And reading eights will be enough for most times. What tradesmen do for the 16ths, which is the smallest mark, and toughest to read is that they’ll read the 1/8ths quickly and say heavy or light. That would be the next nearest 1/16th.
For drywallers, they’ll read all measurements in 8ths. If a guy screams down 56_3, he’ll mean 56 and 3/8 “. Same for measurements which could be simplified to quarters or halves. So 84_2 would mean 84 and 2/8. But 2/8th isn’t on the tape measure because it simplifies down to 1/4. And for measurements landing on the smallest marks on the 16th, they’ll say 95_6 heavy. Which means 95 and 6/8 heavy. That would be tick mark after 3/4″ or 13/16.
That simplifies much of the math.
If you’re able to quickly memorize or commit to your knowledge the basic fraction simplifications up to an eight, you should be able to read a tape measure. Those fraction simplifications would on the eights, so 1/8th, 2/8th (which is 1/4″), 3/8th, 4/8th (which is 1/2″), 5/8th, 6/8 (which is 3/4″), and 7/8”.
I am an electrician by trade, and we do use sixteenths (1/16th, the smallest tick marks) sometimes when laying out conduits, but the vast majority of our measurements, we can go to eights precision, at least when bending pipe.
I’d buy it. I love SBD’s Fat Max tape measures but they’re very basic in terms of features. They’ve see Milwaukee push the envelope in terms of advances such as the finger grip, dual sided printing, larger clip. And many fatmax users are the type who won’t go for the new bells and whistles.
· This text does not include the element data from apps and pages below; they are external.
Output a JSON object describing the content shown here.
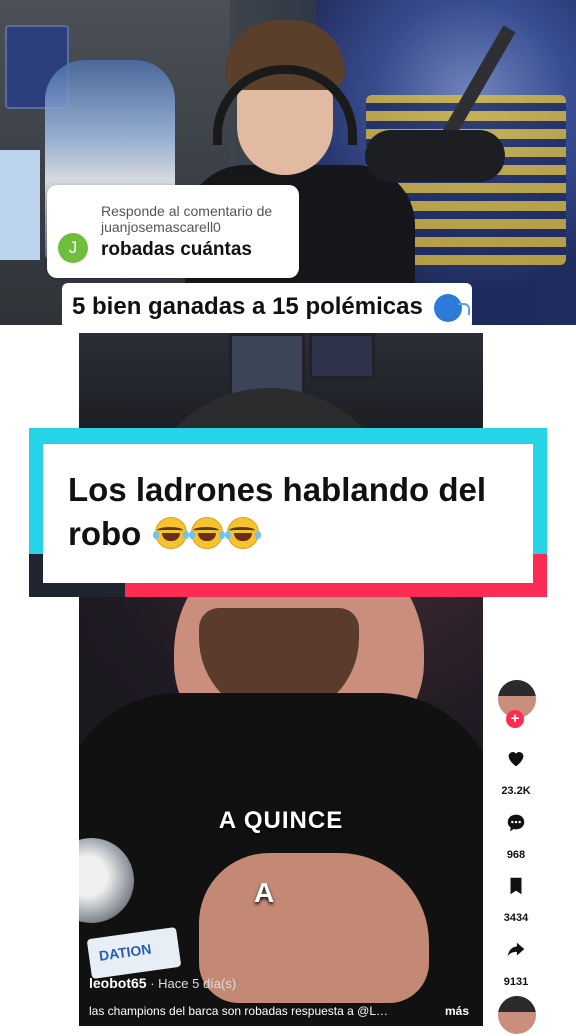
{
  "reply": {
    "label": "Responde al comentario de juanjosemascarell0",
    "avatar_letter": "J",
    "comment": "robadas cuántas"
  },
  "question": {
    "text": "5 bien ganadas a 15 polémicas",
    "icon": "speaking-head-icon"
  },
  "banner": {
    "text": "Los ladrones hablando del robo",
    "emoji_icon": "laughing-tears-icon",
    "colors": {
      "cyan": "#25d4e6",
      "pink": "#fe2c55",
      "dark": "#1e2430"
    }
  },
  "video": {
    "caption_line1": "A QUINCE",
    "caption_line2": "A",
    "sticker_text": "DATION",
    "username": "leobot65",
    "separator": " · ",
    "time": "Hace 5 día(s)",
    "description": "las champions del barca son robadas respuesta a @LACOBRAA...",
    "more_label": "más"
  },
  "rail": {
    "likes": "23.2K",
    "comments": "968",
    "saves": "3434",
    "shares": "9131",
    "plus": "+"
  }
}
So it makes sense for SBD to use another brand to experiment new features with the same Fatmax build quality. (The truth is that, Milwaukees and Komelons tapes don’t last as long). If there could be anything next, a neon color tape would be better than the classic yellow, because it’s so much easier to read in dim conditions.